Geospatial data plays a vital role in various fields such as urban planning, environmental management, and transportation analysis. It provides valuable insights into the spatial relationships between different objects and phenomena on the Earth’s surface. To effectively manage and analyze geospatial data, it is essential to understand the different types of geospatial data structures.
1. Vector Data Structure
Vector data represents geographic features using points, lines, and polygons.
It is composed of vertices connected by straight or curved lines. Vector data structures are widely used for representing discrete objects such as buildings, roads, and boundaries.
Points represent individual locations on the Earth’s surface. They have specific coordinates (latitude and longitude or easting and northing) associated with them. Points can be used to represent features like cities, landmarks, or sampling locations.
Lines, also known as polylines or arcs, represent linear features such as roads, rivers, or railway tracks. They consist of a sequence of vertices connected by line segments.
Polygons are closed shapes that represent areas on the Earth’s surface. They are formed by connecting multiple vertices in a specific order to create boundaries around features like lakes, parks, or administrative regions.
2. Raster Data Structure
Raster data represents geographic features as a grid of cells or pixels.
Each cell contains a value representing a specific attribute associated with that location. Raster data structures are commonly used for continuous phenomena such as elevation models or land cover classification.
The basic unit of raster data is a raster cell. These cells are arranged in rows and columns to form a grid. Each cell has a value that represents a specific attribute such as temperature, precipitation, or elevation.
The raster resolution refers to the size of each cell in the grid. It determines the level of detail that can be represented in the raster data. Higher resolution means smaller cell size and more detailed information.
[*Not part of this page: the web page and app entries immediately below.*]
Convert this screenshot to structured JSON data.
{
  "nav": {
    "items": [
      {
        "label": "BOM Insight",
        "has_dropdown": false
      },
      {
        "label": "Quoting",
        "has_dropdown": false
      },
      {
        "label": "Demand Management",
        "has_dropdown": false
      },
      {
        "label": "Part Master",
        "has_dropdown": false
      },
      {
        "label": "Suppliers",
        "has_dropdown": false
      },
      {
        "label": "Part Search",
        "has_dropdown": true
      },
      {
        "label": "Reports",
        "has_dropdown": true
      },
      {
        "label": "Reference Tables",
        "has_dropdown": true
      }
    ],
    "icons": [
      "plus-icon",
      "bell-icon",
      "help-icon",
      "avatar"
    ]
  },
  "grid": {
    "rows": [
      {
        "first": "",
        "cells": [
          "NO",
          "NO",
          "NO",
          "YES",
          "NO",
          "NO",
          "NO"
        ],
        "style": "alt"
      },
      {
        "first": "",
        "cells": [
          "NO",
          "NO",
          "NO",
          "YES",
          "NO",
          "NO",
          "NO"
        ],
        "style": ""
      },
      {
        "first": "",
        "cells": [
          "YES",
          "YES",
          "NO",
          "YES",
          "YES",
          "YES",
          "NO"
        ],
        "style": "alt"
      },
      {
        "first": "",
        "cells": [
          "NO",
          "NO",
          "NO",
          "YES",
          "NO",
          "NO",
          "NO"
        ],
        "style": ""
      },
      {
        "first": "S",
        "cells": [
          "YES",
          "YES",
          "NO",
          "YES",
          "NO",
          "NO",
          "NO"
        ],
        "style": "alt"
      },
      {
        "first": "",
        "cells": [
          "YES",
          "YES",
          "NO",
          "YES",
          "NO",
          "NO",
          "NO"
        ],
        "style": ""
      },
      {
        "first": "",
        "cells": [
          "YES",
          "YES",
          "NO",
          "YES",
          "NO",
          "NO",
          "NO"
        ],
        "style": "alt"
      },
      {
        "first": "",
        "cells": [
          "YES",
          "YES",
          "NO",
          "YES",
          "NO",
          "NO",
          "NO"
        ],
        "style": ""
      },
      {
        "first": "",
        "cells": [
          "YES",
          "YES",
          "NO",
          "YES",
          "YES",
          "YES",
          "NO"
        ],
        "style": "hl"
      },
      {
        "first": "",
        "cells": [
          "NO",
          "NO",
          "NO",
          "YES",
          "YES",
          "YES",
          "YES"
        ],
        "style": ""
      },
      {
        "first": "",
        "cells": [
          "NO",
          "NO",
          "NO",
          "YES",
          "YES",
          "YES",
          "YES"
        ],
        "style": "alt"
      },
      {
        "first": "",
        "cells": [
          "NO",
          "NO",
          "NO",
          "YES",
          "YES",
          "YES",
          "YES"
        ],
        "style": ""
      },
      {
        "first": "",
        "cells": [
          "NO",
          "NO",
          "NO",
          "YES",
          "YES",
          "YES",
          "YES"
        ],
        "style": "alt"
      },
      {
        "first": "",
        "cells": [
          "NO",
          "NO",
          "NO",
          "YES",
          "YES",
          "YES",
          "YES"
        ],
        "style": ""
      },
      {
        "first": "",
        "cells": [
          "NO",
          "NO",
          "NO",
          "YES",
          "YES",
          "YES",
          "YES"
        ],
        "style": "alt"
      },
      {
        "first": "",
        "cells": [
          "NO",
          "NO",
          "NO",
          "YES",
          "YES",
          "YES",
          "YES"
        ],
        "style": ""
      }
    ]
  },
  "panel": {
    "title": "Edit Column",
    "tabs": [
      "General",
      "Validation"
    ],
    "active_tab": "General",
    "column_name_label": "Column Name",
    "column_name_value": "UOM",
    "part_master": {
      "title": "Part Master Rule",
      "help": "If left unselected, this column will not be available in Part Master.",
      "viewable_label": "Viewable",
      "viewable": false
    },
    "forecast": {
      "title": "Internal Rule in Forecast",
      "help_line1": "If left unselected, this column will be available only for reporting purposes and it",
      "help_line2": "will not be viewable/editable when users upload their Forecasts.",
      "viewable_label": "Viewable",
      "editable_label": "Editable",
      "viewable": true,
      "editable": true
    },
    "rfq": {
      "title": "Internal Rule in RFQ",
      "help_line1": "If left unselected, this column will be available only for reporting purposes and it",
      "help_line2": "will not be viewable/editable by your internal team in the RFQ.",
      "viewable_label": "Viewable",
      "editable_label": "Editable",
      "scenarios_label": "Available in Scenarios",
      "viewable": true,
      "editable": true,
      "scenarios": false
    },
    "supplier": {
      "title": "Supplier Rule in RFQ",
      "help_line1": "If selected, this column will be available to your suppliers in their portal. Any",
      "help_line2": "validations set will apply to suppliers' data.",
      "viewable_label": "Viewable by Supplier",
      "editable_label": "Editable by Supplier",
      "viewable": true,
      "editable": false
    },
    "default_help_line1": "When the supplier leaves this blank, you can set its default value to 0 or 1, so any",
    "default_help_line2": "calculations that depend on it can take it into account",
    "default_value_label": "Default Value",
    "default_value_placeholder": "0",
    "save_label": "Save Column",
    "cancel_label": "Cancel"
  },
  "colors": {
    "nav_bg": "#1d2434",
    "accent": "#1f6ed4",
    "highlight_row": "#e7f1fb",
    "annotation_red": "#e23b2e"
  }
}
3. TIN (Triangulated Irregular Network) Data Structure
TIN data structure represents surfaces using a network of triangles. It is widely used for modeling terrain or elevation data.
Triangles are the basic unit of TIN data structure. Each triangle is defined by three vertices and their associated attributes such as elevation or slope.
4. Topological Data Structure
Topological data structures represent spatial relationships between geometric objects. They store information about connectivity, adjacency, and containment relationships between different features.
Dual graphs are commonly used in topological data structures. They represent the relationships between different features as nodes and edges in a graph.
- Nodes: Nodes represent individual geographic features such as points, lines, or polygons.
- Edges: Edges connect nodes and represent spatial relationships between features, such as adjacency or containment.
In conclusion, understanding geospatial data structures is crucial for effectively managing and analyzing geographic information. Vector data structures like points, lines, and polygons are used for discrete objects, while raster data structures represent continuous phenomena.
TIN data structures are ideal for modeling surfaces, and topological data structures capture spatial relationships between features. By leveraging these different data structures, professionals can gain valuable insights from geospatial data.